By JEFF CLEMETSON
It has been over a year since protests erupted across the nation following the death of George Floyd at the hands of a Minneapolis police officer. In the midst of the COVID-19 pandemic, people of all races and ages took to the streets to demand justice and to bring to the collective conscience of the country a mantra and a movement: “Black Lives Matter.”
Locally, support for the Black Lives Matter movement comes from a group formed last year named Del Cerro for Black Lives Matter (DC4BLM). Although not an official chapter of the national BLM organization, DC4BLM works toward the same goals of racial justice on a local level.
“At the core, this is about community first,” said Ellis Clay, a member of DC4BLM. “It’s Del Cerro for Black Lives Matter, not something else. So it’s grassrootsy in the fact that we’re all supporters and in the community itself and we want it to be community outward. The thing that we are trying to do is start from within our community.”
DC4BLM member Russell Dehnel sees the group as “helping the community be a safe space for Black residents.”
Dehnel said his family have lived in the Navajo area since the early 1960s, but only recently has he noticed Black neighbors comfortable enough with the community to walk around openly and engage with neighbors. He said groups like DC4BLM, which is multi-racial and multi-generational, are a big part of that change. “Particularly for white people to say, ‘we are in solidarity with you and believe that you need to be here, believe that you need to be safe and we’ll support you in whatever way you need to be safe and included in this community,” he added.
Although no member holds traditional positions like president or chair, Clay said in the past year DC4BLM formed a leadership council that sets agendas for larger group activities and makes connections with other organizations, including Racial Justice Coalition of San Diego and Stand Up for Racial Justice.
“In a small setting, we’ve been supporting Black-owned businesses and just trying to be putting out information about things that are happening either in the larger San Diego community on racial and social justice issues and sometimes we share information on national issues and chime in on things that are of concern” he said.
Withing the group, smaller committees work on different projects. There’s an education committee that works within the school systems in the community to bring racial equity projects and offer student mentoring; a social justice reform committee; an awareness committee concerned with outreach; and a criminal justice reform committee that follows policing issues like the newly-created Commission on Police Practices.
“So we’ve been tracking the progress of that,” said DC4BLM member Donte Wyatt, adding that the current stage of that program is negotiating with police unions. “We’ve been tracking that to make sure that what comes out of the ordinance is actually reflective of what was intended by the original bill that was passed by the people — and that’s of high concern.”
Another item of concern is progress on the Preventing Overpolicing Through Equitable Community Treatment (PrOTECT) ordinance, which would limit pretext stops and require probable cause for searches, among other reforms.
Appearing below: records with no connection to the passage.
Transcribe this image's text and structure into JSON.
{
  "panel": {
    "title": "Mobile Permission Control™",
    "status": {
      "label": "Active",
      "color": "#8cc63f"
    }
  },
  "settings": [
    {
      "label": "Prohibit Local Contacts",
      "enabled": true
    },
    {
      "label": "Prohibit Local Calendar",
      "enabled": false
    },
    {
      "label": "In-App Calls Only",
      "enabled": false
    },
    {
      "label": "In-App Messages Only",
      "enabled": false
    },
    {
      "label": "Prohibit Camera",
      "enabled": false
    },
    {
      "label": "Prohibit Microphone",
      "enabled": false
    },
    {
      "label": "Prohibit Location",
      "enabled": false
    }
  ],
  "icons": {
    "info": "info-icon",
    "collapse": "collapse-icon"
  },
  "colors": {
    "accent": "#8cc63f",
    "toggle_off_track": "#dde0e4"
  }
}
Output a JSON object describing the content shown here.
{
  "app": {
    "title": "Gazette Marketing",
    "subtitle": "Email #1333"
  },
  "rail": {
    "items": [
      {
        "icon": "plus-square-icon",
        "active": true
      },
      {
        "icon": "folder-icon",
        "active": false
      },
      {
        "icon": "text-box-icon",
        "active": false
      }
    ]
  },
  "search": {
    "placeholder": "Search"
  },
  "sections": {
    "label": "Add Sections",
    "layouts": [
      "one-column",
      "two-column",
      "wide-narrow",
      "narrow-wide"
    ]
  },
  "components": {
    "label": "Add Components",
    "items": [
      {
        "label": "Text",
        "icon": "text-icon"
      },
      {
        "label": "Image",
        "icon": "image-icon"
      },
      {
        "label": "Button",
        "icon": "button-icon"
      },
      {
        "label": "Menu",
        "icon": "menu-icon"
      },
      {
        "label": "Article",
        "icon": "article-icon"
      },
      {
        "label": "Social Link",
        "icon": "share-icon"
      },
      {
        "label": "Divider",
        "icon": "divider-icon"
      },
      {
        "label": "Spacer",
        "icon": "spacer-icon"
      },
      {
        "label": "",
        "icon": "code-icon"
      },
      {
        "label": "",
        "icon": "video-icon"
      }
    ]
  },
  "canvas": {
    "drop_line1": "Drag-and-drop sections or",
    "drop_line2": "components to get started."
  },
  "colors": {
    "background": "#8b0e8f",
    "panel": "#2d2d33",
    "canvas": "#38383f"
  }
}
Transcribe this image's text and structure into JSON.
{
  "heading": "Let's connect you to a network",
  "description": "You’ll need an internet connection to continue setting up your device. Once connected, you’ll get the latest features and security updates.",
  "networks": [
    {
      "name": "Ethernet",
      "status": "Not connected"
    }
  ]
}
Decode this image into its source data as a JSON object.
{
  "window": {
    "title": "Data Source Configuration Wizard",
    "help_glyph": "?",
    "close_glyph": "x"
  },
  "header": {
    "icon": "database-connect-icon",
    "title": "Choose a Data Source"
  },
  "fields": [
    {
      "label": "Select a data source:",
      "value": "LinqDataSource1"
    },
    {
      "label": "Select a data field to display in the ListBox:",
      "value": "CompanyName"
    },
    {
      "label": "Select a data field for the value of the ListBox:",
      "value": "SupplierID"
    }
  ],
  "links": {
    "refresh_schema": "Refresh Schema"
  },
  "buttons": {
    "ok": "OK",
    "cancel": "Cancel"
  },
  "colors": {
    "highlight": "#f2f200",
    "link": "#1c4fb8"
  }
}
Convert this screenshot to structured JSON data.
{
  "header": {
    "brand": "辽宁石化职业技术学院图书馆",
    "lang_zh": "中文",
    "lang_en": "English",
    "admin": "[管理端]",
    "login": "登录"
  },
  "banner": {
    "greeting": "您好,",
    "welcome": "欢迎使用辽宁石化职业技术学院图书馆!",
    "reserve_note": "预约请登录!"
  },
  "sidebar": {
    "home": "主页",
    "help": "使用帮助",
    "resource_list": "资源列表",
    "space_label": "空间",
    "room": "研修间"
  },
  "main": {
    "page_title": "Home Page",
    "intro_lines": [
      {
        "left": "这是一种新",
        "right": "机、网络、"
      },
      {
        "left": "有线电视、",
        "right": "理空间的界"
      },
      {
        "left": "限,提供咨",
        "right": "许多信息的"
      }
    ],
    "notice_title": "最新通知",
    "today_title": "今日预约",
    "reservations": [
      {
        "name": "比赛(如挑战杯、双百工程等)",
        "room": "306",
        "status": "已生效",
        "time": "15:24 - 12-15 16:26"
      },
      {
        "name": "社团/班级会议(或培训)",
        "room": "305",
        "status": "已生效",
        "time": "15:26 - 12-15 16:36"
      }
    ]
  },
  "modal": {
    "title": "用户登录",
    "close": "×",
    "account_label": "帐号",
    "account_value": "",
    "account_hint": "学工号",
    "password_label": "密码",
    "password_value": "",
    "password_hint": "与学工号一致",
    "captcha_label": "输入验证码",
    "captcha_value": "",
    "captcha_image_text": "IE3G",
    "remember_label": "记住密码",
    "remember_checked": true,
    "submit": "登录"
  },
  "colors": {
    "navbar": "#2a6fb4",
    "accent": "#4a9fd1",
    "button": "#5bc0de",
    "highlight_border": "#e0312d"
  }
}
Recent studies show that traffic stops and use of force are used disproportionately against Black and Hispanic communities.
“The PrOTECT ordinance is one attempt by the city to try and mitigate some of those things,” Wyatt said. “So we want to see where our City Council member in particular and then the City Council as a whole ultimately falls in regard to that ordinance. We want to make sure we are constantly applying — I don’t want to say pressure — but constantly applying input on the desires of the community to further the issues and goals around social justice, and that’s primarily what we’ve been doing.”
In addition to tracking and applying input to Councilmember Raul Campillo’s office, DC4BLM also recently reached out to Rep. Sarah Jacobs’ office about legislation regarding law enforcement in school environments.
Progress on racial justice issues, Wyatt said, is slowing some with “the usual roadblocks” now that there’s more time between now and the protests following George Floyd’s murder. Initially, elected officials showed verbal support on the campaign trail, “but now it’s time to see if they’re gonna actually have that verbal support translate into actual, tangible action and change.”
One area of progress, Wyatt said, was a change to SDPD’s chokehold policy. Another is a recent vote by City Council to not expand the Shot Spotter program — a controversial program that involves putting listening devices in mostly urban neighborhoods to monitor gunshot noises — without more oversight.
“But one of the things we want to make sure we’re always looking out for is that things are not being done in a performative fashion versus things actually being done that creates substantive change in the situations we’re concerned about,” Wyatt said.
DC4BLM member Julie Wood summed up the group’s path to achieving that substantive change this way: “The bottom line is you want as many people to get out there and put pressure on your legislators, spread awareness about [social justice] and organize. I think that’s one thing we really learned in this group through the speakers we’ve had — organizing is really important, that and sticking with it.”
— Reach editor Jeff Clemetson at firstname.lastname@example.org.